Scholars have conjectured a number of origins for the idiom used by Jesus. Some conjecture that it is referring to the small door that was placed within the far larger door of the city gates. Some conjecture it has to do with camels or sinners needing to kneel in entering certain places of penitence. Some conjecture it has to do with the large “gimel” knot used in rope trying to pass through the eye of a small tailor’s needle. All these and others have their arguments for their possibility … but, whatever is the etymology of the idiom, Jesus uses it to communicate … “How impossible would that be?”
Today, I contemplate upon the metaphor itself … the impossibility of getting a camel through the eye of a needle. And in so doing I bring to you the contemplative practice known as The Passing Through.
As I sit on the porch of my hermitage, I hold a sewing needle between my thumb and forefinger. I close my left eye and then with my right, try to look through the eye of that needle. It is not easy to do … but with time, I was able. Through that tiny eye of the needle, I was able to see a distant, spreading oak tree. As I dwelt in that moment … I began to realize … that in a certain way, that “oak tree” has had passed through that eye of the needle and had entered into my own eye and into the memory of my soul.

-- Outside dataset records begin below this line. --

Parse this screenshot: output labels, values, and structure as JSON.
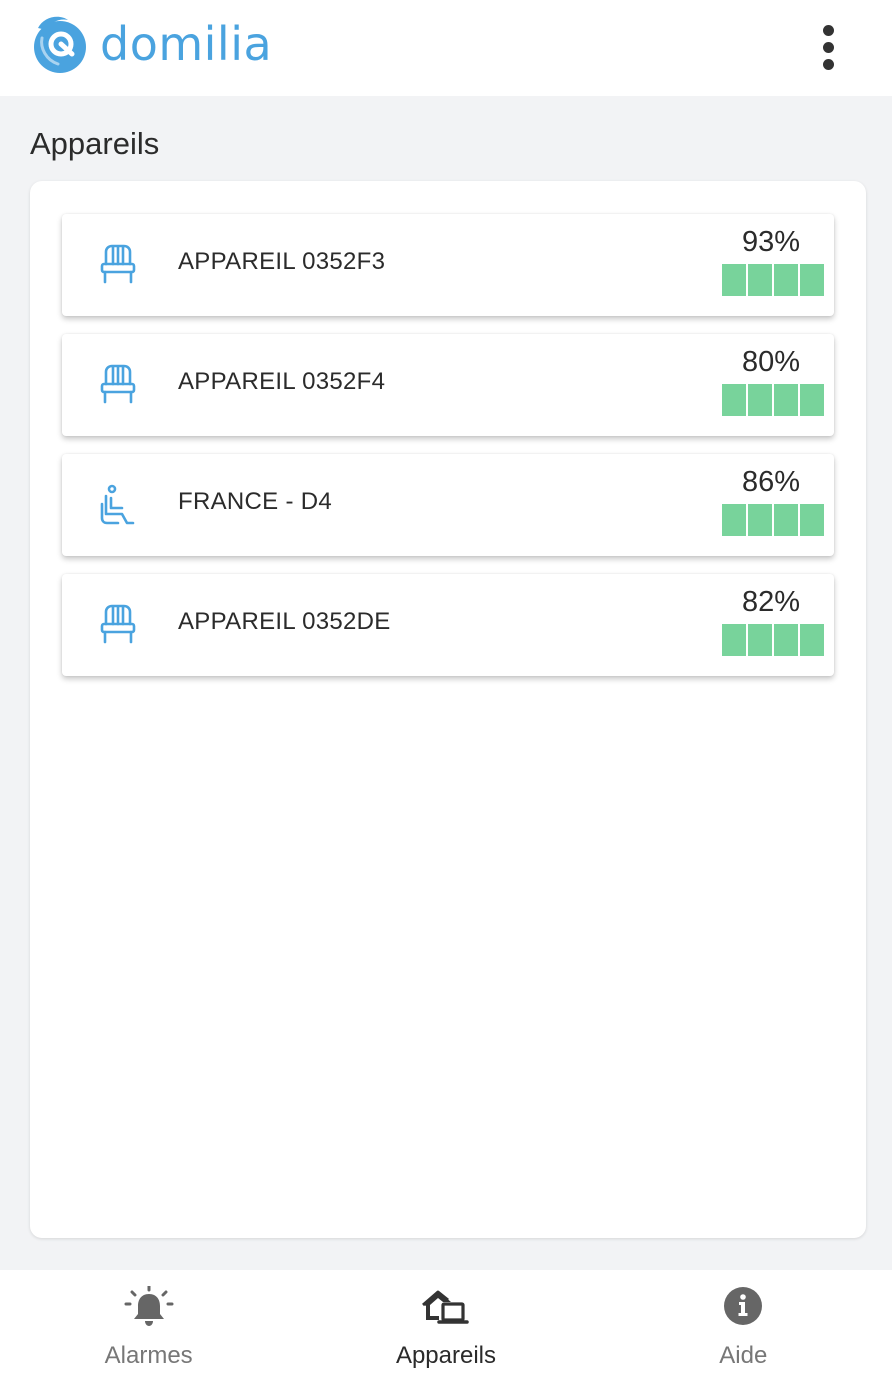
{
  "app": {
    "brand": "domilia",
    "brand_color": "#4aa3df",
    "menu_icon": "more-vert-icon"
  },
  "page": {
    "title": "Appareils"
  },
  "devices": [
    {
      "name": "APPAREIL 0352F3",
      "icon": "chair-icon",
      "battery_text": "93%",
      "battery_level_percent": 93,
      "battery_color": "#78d39b"
    },
    {
      "name": "APPAREIL 0352F4",
      "icon": "chair-icon",
      "battery_text": "80%",
      "battery_level_percent": 80,
      "battery_color": "#78d39b"
    },
    {
      "name": "FRANCE - D4",
      "icon": "wheelchair-icon",
      "battery_text": "86%",
      "battery_level_percent": 86,
      "battery_color": "#78d39b"
    },
    {
      "name": "APPAREIL 0352DE",
      "icon": "chair-icon",
      "battery_text": "82%",
      "battery_level_percent": 82,
      "battery_color": "#78d39b"
    }
  ],
  "bottom_nav": {
    "items": [
      {
        "label": "Alarmes",
        "icon": "alarm-bell-icon",
        "active": false
      },
      {
        "label": "Appareils",
        "icon": "devices-home-icon",
        "active": true
      },
      {
        "label": "Aide",
        "icon": "info-icon",
        "active": false
      }
    ]
  }
}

As I reflected upon that experience … the Spirit brought to my mind a moment I had with Brother Elias the other day. We were sharing about days gone by. He mentioned his boyhood home in Germany and the view he had from his bedroom window of the far distant mountains. I asked him to describe those mountains to me … and then Brother Elias did something … almost subconsciously- but, then again, possibly quite consciously – … he closed his eyes yet lifted them higher … as if he were gazing at those mountains … with the eyes of his soul. Those mountains were – in a certain way- now residing in the soul of Brother Elias. This is an aspect of the Benedictine approach to Christian discipleship, the Beholding, the prayerful gaze … that can take distant mountains and make them part of your soul. A certain Native American culture characterizes a spiritual soul as “one who has the Sky in his heart.”

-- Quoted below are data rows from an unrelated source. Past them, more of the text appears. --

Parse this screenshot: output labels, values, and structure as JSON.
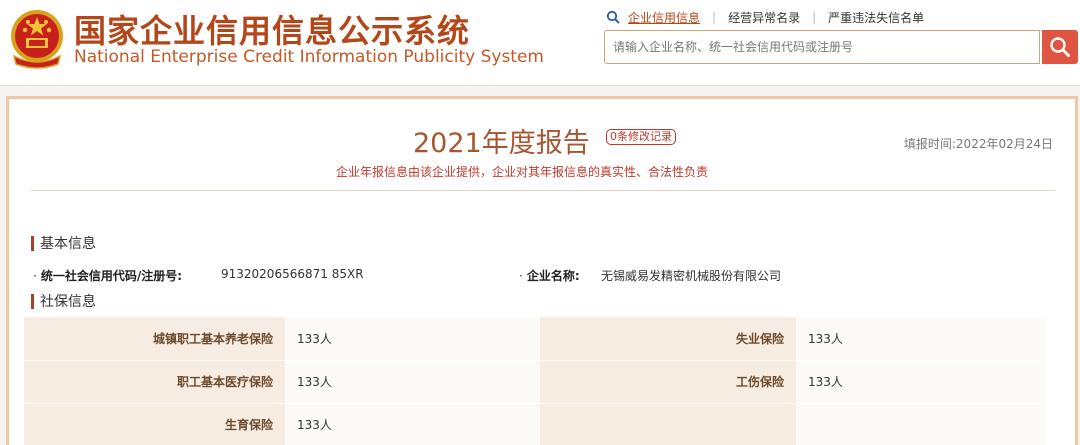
{
  "header": {
    "title_cn": "国家企业信用信息公示系统",
    "title_en": "National Enterprise Credit Information Publicity System",
    "emblem_icon": "national-emblem-icon",
    "nav": [
      {
        "label": "企业信用信息",
        "active": true
      },
      {
        "label": "经营异常名录",
        "active": false
      },
      {
        "label": "严重违法失信名单",
        "active": false
      }
    ],
    "search": {
      "placeholder": "请输入企业名称、统一社会信用代码或注册号",
      "value": ""
    }
  },
  "report": {
    "title": "2021年度报告",
    "modification_badge": "0条修改记录",
    "fill_time": "填报时间:2022年02月24日",
    "disclaimer": "企业年报信息由该企业提供，企业对其年报信息的真实性、合法性负责"
  },
  "basic_info": {
    "section_title": "基本信息",
    "credit_code_label": "统一社会信用代码/注册号:",
    "credit_code_value": "91320206566871 85XR",
    "company_name_label": "企业名称:",
    "company_name_value": "无锡威易发精密机械股份有限公司"
  },
  "social_insurance": {
    "section_title": "社保信息",
    "rows": [
      [
        {
          "label": "城镇职工基本养老保险",
          "value": "133人"
        },
        {
          "label": "失业保险",
          "value": "133人"
        }
      ],
      [
        {
          "label": "职工基本医疗保险",
          "value": "133人"
        },
        {
          "label": "工伤保险",
          "value": "133人"
        }
      ],
      [
        {
          "label": "生育保险",
          "value": "133人"
        },
        {
          "label": "",
          "value": ""
        }
      ]
    ]
  },
  "colors": {
    "brand": "#b3471a",
    "accent_red": "#c0392b",
    "search_button": "#e05541",
    "frame_border": "#efc9a4"
  }
}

Now, when contemplatives refer to The Passing Through, they are speaking of our beholding life through the lens of the Holy, the Holy Life of Christ, the Holy Light of the Spirit, the Holy Love of God. It is the process of taking the far distant mountains, allowing them to pass through the Holy and then placing their majesty within our own soul. It is the daily practice of allowing God to transform our human experience into something more, a divinely enhanced experience. As an ancient monk once wrote, “Through our life of prayer, Christ places windows before us so that we can finally behold the kingdom of God once hidden within both the world all about us and the world deep within us.”
My Loved Ones, when you read Scripture, don’t merely see words needing to be studied, defined and collated. Rather, look “through” the words on the page and behold with the eyes of your soul, Jesus speaking the words on a hillside. Look “through” those letters on the paper and behold Paul writing a heartfelt letter to a distant church or see a congregation listening to their pastor reading Paul’s letter to them in their being gathered as a church. Look “through” those lines of poetry and hear the Psalmist sing them to the sound of harp and flute. Look “through” those historical accounts of the people of Israel and experience the conscience of God at work in the affairs of their world.
My Loved Ones, and when you encounter another human being … take the time to behold them … and then allow them to pass through the lens of the Holy … so that they might be seen as with the eyes of God. And when you pray for another soul … do not merely say words … rather bring them vividly to mind … place them within your own soul … and love them.
Brother Anthony of the Cross
— For the latest installment of the ongoing story, The Mystic Realms of Shadow Fox, just click … https://greyfriarsabbey.wordpress.com/the-mystic-reams-of-shadow-fox/ … The installments are separated by ********* with the latest being at the end (obviously).